Requirement: Every line of the material below needs to be written out exactly, please.

+-------+

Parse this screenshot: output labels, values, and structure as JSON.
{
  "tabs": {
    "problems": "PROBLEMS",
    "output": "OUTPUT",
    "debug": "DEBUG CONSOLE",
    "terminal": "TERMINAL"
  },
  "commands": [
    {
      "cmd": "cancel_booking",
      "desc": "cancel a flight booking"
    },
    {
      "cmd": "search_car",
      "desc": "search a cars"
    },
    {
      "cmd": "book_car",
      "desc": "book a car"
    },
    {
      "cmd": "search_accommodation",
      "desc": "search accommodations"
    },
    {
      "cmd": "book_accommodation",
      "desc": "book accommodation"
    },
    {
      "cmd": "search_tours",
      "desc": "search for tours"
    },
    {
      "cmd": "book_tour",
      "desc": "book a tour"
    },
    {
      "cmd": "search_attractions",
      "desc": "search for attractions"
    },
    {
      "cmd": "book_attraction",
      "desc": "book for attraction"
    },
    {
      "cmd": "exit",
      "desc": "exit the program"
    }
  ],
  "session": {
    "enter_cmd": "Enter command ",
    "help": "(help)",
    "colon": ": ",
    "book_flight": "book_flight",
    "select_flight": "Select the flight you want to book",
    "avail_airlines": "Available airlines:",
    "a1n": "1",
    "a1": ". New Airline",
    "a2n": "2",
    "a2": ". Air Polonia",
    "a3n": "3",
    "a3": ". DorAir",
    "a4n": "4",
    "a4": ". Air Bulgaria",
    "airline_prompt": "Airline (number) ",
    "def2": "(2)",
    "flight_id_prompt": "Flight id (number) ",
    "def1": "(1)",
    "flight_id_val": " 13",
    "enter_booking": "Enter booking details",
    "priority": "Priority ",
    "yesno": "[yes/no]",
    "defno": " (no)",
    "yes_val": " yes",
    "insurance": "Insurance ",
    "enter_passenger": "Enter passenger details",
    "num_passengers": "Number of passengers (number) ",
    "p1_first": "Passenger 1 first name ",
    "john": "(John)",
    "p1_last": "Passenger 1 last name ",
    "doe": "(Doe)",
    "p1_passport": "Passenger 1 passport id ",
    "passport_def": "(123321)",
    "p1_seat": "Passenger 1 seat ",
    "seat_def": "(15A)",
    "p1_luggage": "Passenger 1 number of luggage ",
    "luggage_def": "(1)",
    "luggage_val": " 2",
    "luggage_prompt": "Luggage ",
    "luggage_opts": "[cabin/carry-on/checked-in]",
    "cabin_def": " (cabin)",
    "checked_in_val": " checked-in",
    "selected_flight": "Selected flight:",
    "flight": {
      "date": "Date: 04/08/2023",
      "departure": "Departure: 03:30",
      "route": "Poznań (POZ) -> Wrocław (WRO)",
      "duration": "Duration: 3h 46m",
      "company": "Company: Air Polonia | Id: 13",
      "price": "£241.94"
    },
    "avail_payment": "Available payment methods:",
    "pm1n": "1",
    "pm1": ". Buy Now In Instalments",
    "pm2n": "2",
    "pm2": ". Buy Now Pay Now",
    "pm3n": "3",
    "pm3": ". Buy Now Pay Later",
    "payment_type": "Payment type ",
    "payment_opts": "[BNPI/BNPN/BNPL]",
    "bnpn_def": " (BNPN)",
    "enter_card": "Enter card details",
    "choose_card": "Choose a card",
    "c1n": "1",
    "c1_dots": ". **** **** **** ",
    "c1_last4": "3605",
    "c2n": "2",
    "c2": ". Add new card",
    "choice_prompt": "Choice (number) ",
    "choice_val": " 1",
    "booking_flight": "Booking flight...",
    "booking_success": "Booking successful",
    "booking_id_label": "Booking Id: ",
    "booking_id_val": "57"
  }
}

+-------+

Expected answer:
Parse this screenshot: output labels, values, and structure as JSON.
{
  "tabs": {
    "problems": "PROBLEMS",
    "output": "OUTPUT",
    "debug": "DEBUG CONSOLE",
    "terminal": "TERMINAL"
  },
  "commands": [
    {
      "cmd": "cancel_booking",
      "desc": "cancel a flight booking"
    },
    {
      "cmd": "search_car",
      "desc": "search a cars"
    },
    {
      "cmd": "book_car",
      "desc": "book a car"
    },
    {
      "cmd": "search_accommodation",
      "desc": "search accommodations"
    },
    {
      "cmd": "book_accommodation",
      "desc": "book accommodation"
    },
    {
      "cmd": "search_tours",
      "desc": "search for tours"
    },
    {
      "cmd": "book_tour",
      "desc": "book a tour"
    },
    {
      "cmd": "search_attractions",
      "desc": "search for attractions"
    },
    {
      "cmd": "book_attraction",
      "desc": "book for attraction"
    },
    {
      "cmd": "exit",
      "desc": "exit the program"
    }
  ],
  "session": {
    "enter_cmd": "Enter command ",
    "help": "(help)",
    "colon": ": ",
    "book_flight": "book_flight",
    "select_flight": "Select the flight you want to book",
    "avail_airlines": "Available airlines:",
    "a1n": "1",
    "a1": ". New Airline",
    "a2n": "2",
    "a2": ". Air Polonia",
    "a3n": "3",
    "a3": ". DorAir",
    "a4n": "4",
    "a4": ". Air Bulgaria",
    "airline_prompt": "Airline (number) ",
    "def2": "(2)",
    "flight_id_prompt": "Flight id (number) ",
    "def1": "(1)",
    "flight_id_val": " 13",
    "enter_booking": "Enter booking details",
    "priority": "Priority ",
    "yesno": "[yes/no]",
    "defno": " (no)",
    "yes_val": " yes",
    "insurance": "Insurance ",
    "enter_passenger": "Enter passenger details",
    "num_passengers": "Number of passengers (number) ",
    "p1_first": "Passenger 1 first name ",
    "john": "(John)",
    "p1_last": "Passenger 1 last name ",
    "doe": "(Doe)",
    "p1_passport": "Passenger 1 passport id ",
    "passport_def": "(123321)",
    "p1_seat": "Passenger 1 seat ",
    "seat_def": "(15A)",
    "p1_luggage": "Passenger 1 number of luggage ",
    "luggage_def": "(1)",
    "luggage_val": " 2",
    "luggage_prompt": "Luggage ",
    "luggage_opts": "[cabin/carry-on/checked-in]",
    "cabin_def": " (cabin)",
    "checked_in_val": " checked-in",
    "selected_flight": "Selected flight:",
    "flight": {
      "date": "Date: 04/08/2023",
      "departure": "Departure: 03:30",
      "route": "Poznań (POZ) -> Wrocław (WRO)",
      "duration": "Duration: 3h 46m",
      "company": "Company: Air Polonia | Id: 13",
      "price": "£241.94"
    },
    "avail_payment": "Available payment methods:",
    "pm1n": "1",
    "pm1": ". Buy Now In Instalments",
    "pm2n": "2",
    "pm2": ". Buy Now Pay Now",
    "pm3n": "3",
    "pm3": ". Buy Now Pay Later",
    "payment_type": "Payment type ",
    "payment_opts": "[BNPI/BNPN/BNPL]",
    "bnpn_def": " (BNPN)",
    "enter_card": "Enter card details",
    "choose_card": "Choose a card",
    "c1n": "1",
    "c1_dots": ". **** **** **** ",
    "c1_last4": "3605",
    "c2n": "2",
    "c2": ". Add new card",
    "choice_prompt": "Choice (number) ",
    "choice_val": " 1",
    "booking_flight": "Booking flight...",
    "booking_success": "Booking successful",
    "booking_id_label": "Booking Id: ",
    "booking_id_val": "57"
  }
}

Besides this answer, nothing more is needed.